***** Extracted data *****

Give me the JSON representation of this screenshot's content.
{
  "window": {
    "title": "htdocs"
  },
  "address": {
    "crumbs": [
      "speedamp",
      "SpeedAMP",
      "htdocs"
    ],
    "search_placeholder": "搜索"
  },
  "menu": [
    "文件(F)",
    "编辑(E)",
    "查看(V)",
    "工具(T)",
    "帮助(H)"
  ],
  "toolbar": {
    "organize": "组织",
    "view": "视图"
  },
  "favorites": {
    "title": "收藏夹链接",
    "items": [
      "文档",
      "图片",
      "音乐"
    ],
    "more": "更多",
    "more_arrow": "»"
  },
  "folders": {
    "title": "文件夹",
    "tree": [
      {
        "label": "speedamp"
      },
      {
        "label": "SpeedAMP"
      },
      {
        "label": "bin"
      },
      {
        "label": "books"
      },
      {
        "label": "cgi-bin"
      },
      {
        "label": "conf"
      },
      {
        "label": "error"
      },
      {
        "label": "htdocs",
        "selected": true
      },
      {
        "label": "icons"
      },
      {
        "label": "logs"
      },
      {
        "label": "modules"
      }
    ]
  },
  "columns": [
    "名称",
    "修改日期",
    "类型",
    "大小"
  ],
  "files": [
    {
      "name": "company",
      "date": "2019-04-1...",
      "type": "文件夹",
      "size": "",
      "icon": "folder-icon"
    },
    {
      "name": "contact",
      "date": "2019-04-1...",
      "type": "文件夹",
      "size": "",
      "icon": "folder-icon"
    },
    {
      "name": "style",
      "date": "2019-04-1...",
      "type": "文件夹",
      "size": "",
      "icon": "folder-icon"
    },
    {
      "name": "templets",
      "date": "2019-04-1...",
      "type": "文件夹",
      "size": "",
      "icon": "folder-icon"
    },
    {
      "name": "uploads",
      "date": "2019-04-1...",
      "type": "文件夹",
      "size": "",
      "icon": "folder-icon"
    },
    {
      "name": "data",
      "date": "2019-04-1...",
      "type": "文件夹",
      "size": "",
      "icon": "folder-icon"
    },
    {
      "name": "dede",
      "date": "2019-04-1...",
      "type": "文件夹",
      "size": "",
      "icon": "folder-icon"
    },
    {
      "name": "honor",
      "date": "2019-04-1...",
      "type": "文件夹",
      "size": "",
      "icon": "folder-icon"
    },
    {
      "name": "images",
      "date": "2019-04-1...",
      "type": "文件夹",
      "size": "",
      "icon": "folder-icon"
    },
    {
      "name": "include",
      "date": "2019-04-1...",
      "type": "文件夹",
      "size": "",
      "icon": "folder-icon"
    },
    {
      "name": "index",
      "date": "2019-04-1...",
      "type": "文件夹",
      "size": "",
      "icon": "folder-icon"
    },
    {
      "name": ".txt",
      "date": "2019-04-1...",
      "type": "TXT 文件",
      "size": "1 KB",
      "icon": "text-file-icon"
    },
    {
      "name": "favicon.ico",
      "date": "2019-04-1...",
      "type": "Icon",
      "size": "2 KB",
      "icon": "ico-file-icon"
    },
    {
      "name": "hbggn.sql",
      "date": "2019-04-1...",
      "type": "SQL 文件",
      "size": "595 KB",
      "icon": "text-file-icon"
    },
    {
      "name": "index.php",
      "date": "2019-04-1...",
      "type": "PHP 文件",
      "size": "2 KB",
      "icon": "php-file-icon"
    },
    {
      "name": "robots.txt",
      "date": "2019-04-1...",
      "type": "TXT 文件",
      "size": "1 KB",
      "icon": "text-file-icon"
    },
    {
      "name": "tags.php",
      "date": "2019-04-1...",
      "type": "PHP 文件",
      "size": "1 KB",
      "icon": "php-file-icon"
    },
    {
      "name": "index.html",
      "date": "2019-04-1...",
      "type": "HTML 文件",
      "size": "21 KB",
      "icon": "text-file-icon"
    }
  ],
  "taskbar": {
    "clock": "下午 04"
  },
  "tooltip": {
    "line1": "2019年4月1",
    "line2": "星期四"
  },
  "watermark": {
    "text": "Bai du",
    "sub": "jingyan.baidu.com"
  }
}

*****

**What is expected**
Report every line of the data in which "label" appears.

**Task solution**
        "label": "speedamp"
        "label": "SpeedAMP"
        "label": "bin"
        "label": "books"
        "label": "cgi-bin"
        "label": "conf"
        "label": "error"
        "label": "htdocs",
        "label": "icons"
        "label": "logs"
        "label": "modules"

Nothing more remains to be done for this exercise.